Rocco Teichmann is a beautiful throwback. Not just his playing style, as a kind of old-fashioned libero bombing forward all Kaiser-like (something no No Dice pundit can resist, especially if the player bombing forward is also a teensy weensy bit out of shape), but also that unashamedly awful blonde ponytail, a resounding middle finger to the carefully trimmed mohawks and and quiffs that dominate the heads of his teammates and opponents. It is almost shame to have him playing with these modern, lightweight footballs, as he seems the sort of player that would have relished a towering header of one of those old, leather balls with laces, the ones that soak up water on rainy days until they are the weight of a small calf. Not that Rocco would care about that, of course. He’d smash through a brick wall of elephants to get to it.
In BAK’s meeting with Magdeburg on Saturday, Teichmann was the key figure in a pulsating first half, responsible for creating chaos at both ends of the field – precisely the opposite of a central defender’s job – and thereby providing plenty of entertainment to the 931 supporters present, if not a couple of grey hairs for his boss, Jens Härtel. The chances flowed freely as the two teams pounded forward, both buoyed by undefeated starts to the season.

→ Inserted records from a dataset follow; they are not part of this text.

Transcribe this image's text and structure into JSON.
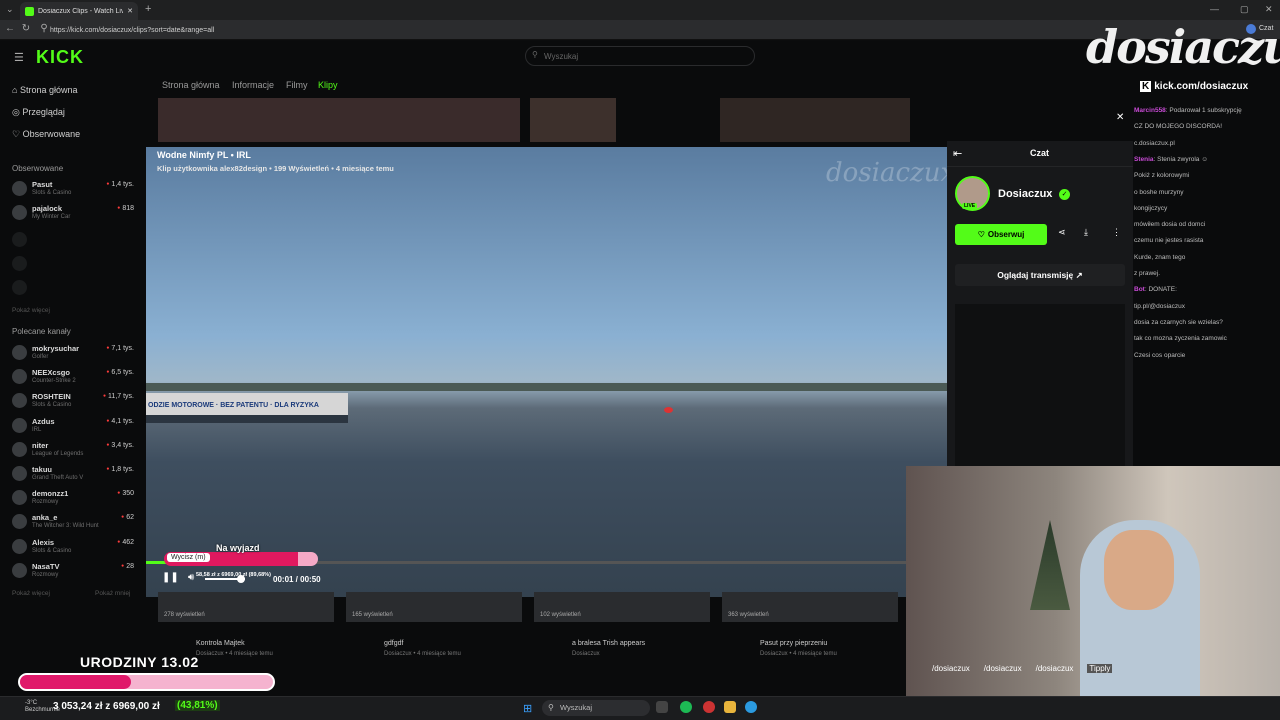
{
  "browser": {
    "tab_title": "Dosiaczux Clips - Watch Live",
    "url": "https://kick.com/dosiaczux/clips?sort=date&range=all",
    "profile_label": "Czat"
  },
  "kick": {
    "logo": "KICK",
    "search_placeholder": "Wyszukaj",
    "nav": [
      "Strona główna",
      "Przeglądaj",
      "Obserwowane"
    ],
    "followed_header": "Obserwowane",
    "followed": [
      {
        "name": "Pasut",
        "game": "Slots & Casino",
        "viewers": "1,4 tys."
      },
      {
        "name": "pajalock",
        "game": "My Winter Car",
        "viewers": "818"
      }
    ],
    "show_more": "Pokaż więcej",
    "recommended_header": "Polecane kanały",
    "recommended": [
      {
        "name": "mokrysuchar",
        "game": "Golfer",
        "viewers": "7,1 tys."
      },
      {
        "name": "NEEXcsgo",
        "game": "Counter-Strike 2",
        "viewers": "6,5 tys."
      },
      {
        "name": "ROSHTEIN",
        "game": "Slots & Casino",
        "viewers": "11,7 tys."
      },
      {
        "name": "Azdus",
        "game": "IRL",
        "viewers": "4,1 tys."
      },
      {
        "name": "niter",
        "game": "League of Legends",
        "viewers": "3,4 tys."
      },
      {
        "name": "takuu",
        "game": "Grand Theft Auto V",
        "viewers": "1,8 tys."
      },
      {
        "name": "demonzz1",
        "game": "Rozmowy",
        "viewers": "350"
      },
      {
        "name": "anka_e",
        "game": "The Witcher 3: Wild Hunt",
        "viewers": "62"
      },
      {
        "name": "Alexis",
        "game": "Slots & Casino",
        "viewers": "462"
      },
      {
        "name": "NasaTV",
        "game": "Rozmowy",
        "viewers": "28"
      }
    ],
    "show_more2": "Pokaż więcej",
    "show_less": "Pokaż mniej",
    "tabs": [
      "Strona główna",
      "Informacje",
      "Filmy",
      "Klipy"
    ]
  },
  "video": {
    "title": "Wodne Nimfy PL • IRL",
    "subtitle": "Klip użytkownika alex82design • 199 Wyświetleń • 4 miesiące temu",
    "watermark": "dosiaczux",
    "pier_sign": "ODZIE MOTOROWE · BEZ PATENTU · DLA RYZYKA",
    "time": "00:01 / 00:50",
    "mute_tooltip": "Wycisz (m)",
    "goal_title": "Na wyjazd",
    "goal_line": "58,58 zł z 6969,00 zł (89,68%)",
    "progress": 0.04
  },
  "cards": [
    {
      "views": "278 wyświetleń",
      "title": "Kontrola Majtek",
      "meta": "Dosiaczux • 4 miesiące temu"
    },
    {
      "views": "165 wyświetleń",
      "title": "gdfgdf",
      "meta": "Dosiaczux • 4 miesiące temu"
    },
    {
      "views": "102 wyświetleń",
      "title": "a bralesa Trish appears",
      "meta": "Dosiaczux"
    },
    {
      "views": "363 wyświetleń",
      "title": "Pasut przy pieprzeniu",
      "meta": "Dosiaczux • 4 miesiące temu"
    }
  ],
  "chat": {
    "title": "Czat",
    "streamer": "Dosiaczux",
    "live_badge": "LIVE",
    "follow": "Obserwuj",
    "watch": "Oglądaj transmisję ↗"
  },
  "feed": [
    {
      "user": "Marcin558",
      "text": "Podarował 1 subskrypcję"
    },
    {
      "user": "",
      "text": "CZ DO MOJEGO DISCORDA!"
    },
    {
      "user": "",
      "text": "c.dosiaczux.pl"
    },
    {
      "user": "Stenia",
      "text": "Stenia zwyrola ☺"
    },
    {
      "user": "",
      "text": "Pokiż z kolorowymi"
    },
    {
      "user": "",
      "text": "o boshe murzyny"
    },
    {
      "user": "",
      "text": "kongijczycy"
    },
    {
      "user": "",
      "text": "mówiłem dosia od domci"
    },
    {
      "user": "",
      "text": "czemu nie jestes rasista"
    },
    {
      "user": "",
      "text": "Kurde, znam tego"
    },
    {
      "user": "",
      "text": "z prawej."
    },
    {
      "user": "Bot",
      "text": "DONATE:"
    },
    {
      "user": "",
      "text": "tip.pl/@dosiaczux"
    },
    {
      "user": "",
      "text": "dosia za czarnych sie wzielas?"
    },
    {
      "user": "",
      "text": "tak co mozna zyczenia zamowic"
    },
    {
      "user": "",
      "text": "Czesi cos oparcie"
    }
  ],
  "overlay": {
    "brand": "dosiaczux",
    "brand_url": "kick.com/dosiaczux",
    "socials": [
      "/dosiaczux",
      "/dosiaczux",
      "/dosiaczux",
      "Tipply"
    ],
    "bday_title": "URODZINY 13.02",
    "bday_amount": "3 053,24 zł z 6969,00 zł",
    "bday_pct": "(43,81%)",
    "bday_progress": 0.4381
  },
  "taskbar": {
    "weather_temp": "-3°C",
    "weather_text": "Bezchmurnie",
    "search": "Wyszukaj"
  }
}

The guests, in particular, must be pleased with their start – last year, Magdeburg finished bottom of the table by a distance, saved from relegation only by the expansion of the Regionalligen from three to five divisions. With just 23 goals scored in 34 games in 2011/12 (gamely endured by their long-suffering fans), one can’t blame vice-president Mario Kallnik for telling FuWo that “the short-term goal is survival” – a line heard coming from every club from the Regionalliga to the Landesliga, but one that, in Magdeburg’s case, doesn’t reek of false modesty even if the newly-assembled squad sat on top of the Regionalliga before Saturday’s encounter.
Metin Cakmak, or Pokal Hero Metin Cakmak as he is known these days, had the first chance, a curled effort from the edge of the box that Magdeburg keeper Matthias Tischer just about got his fingertips to. Moments later, Tischer’s attacking teammates somehow conspired to fail to take the lead as Florian Beil and Dawid Krieger could not capitalise on Justin Gerlach being shrugged out of the way by Fabio Viteritti. BAK were looking defensively shaky, and the injury that Teichmann picked up early on was certainly not helping: the big man was limping visibly and it appeared as though his game would be coming to an end sooner rather than later. The opening goal was a direct consequence: Tobias Friebertshäuser had time and space to tap the ball home after a free-kick from the flank evaded everyone. The two No Dice ‘experts’ in the stand looked at one another and agreed that Teichmann had to be substituted – he had tried and failed to run off the injury, and was now just Andy Carroll: a big ponytailed liability.
That’s when Teichmann rampaged forward, played a one-two at the edge of the box, dinked a sombrero over a Magdeburg defender and set up Philip Malinowski to smash an accurate volley into the far corner for the equaliser. It was the perfect mix of sublime skills and sheer pig-headed determination. Rocco, we will never doubt you again. Well, unless you miss an incredible chance from a metre out, scuffing a loose ball off your knee straight at the goalkeeper on the stroke of half-time, but even then we’ll acknowledge that it was actually a pretty difficult chance.
For the fifteen minutes before the break, BAK had been sublime, full of intricate link-up between the forward line of Cakmak, Malinowski and Kevin Kruschke. This pace was maintained immediately after half-time, but suddenly, as if both teams decided that a draw was a satisfactory result, a game that had been brimming with promise rapidly petered out. Henning Lichte thumped a header wide from a delicious Kruschke cross with five minutes to play and… well, that was pretty much all that happened in the final half hour.
No matter. Both teams maintain their unbeaten start, and although RB Leipzig and Auerbach’s victories mean that Magdeburg surrendered their top spot, the slide to third spot will not be felt too sorely. After all, Leipzig are the only team that genuinely hopes to win this division.